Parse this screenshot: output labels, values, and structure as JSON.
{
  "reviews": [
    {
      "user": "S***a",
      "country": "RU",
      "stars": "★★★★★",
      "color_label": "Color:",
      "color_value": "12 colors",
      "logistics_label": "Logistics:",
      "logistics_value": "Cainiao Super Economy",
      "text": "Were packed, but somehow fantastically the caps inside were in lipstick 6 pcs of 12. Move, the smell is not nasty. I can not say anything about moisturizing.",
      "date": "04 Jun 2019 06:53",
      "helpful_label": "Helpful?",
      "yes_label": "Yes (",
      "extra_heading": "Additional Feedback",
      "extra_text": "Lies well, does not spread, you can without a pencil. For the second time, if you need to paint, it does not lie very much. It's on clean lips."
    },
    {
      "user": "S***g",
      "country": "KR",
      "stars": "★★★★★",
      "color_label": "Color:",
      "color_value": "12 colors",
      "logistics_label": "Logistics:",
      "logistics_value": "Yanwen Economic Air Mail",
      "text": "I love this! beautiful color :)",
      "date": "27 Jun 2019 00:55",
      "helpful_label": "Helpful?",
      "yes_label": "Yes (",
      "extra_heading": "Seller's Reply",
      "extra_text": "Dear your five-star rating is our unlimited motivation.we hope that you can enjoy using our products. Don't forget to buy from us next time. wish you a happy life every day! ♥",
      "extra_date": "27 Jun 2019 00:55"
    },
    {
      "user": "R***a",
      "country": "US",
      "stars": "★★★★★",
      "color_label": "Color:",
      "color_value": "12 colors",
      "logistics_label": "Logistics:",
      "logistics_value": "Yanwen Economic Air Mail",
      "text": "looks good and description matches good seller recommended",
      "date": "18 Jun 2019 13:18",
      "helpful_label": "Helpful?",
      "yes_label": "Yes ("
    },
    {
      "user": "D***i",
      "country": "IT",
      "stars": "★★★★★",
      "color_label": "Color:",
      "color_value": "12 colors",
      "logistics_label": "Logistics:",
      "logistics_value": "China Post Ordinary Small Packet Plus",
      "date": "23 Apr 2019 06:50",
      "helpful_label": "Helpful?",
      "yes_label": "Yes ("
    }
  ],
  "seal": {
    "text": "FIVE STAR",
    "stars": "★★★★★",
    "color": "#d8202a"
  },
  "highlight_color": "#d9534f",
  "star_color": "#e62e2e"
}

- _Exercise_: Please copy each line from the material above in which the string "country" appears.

- _Written response_:
      "country": "RU",
      "country": "KR",
      "country": "US",
      "country": "IT",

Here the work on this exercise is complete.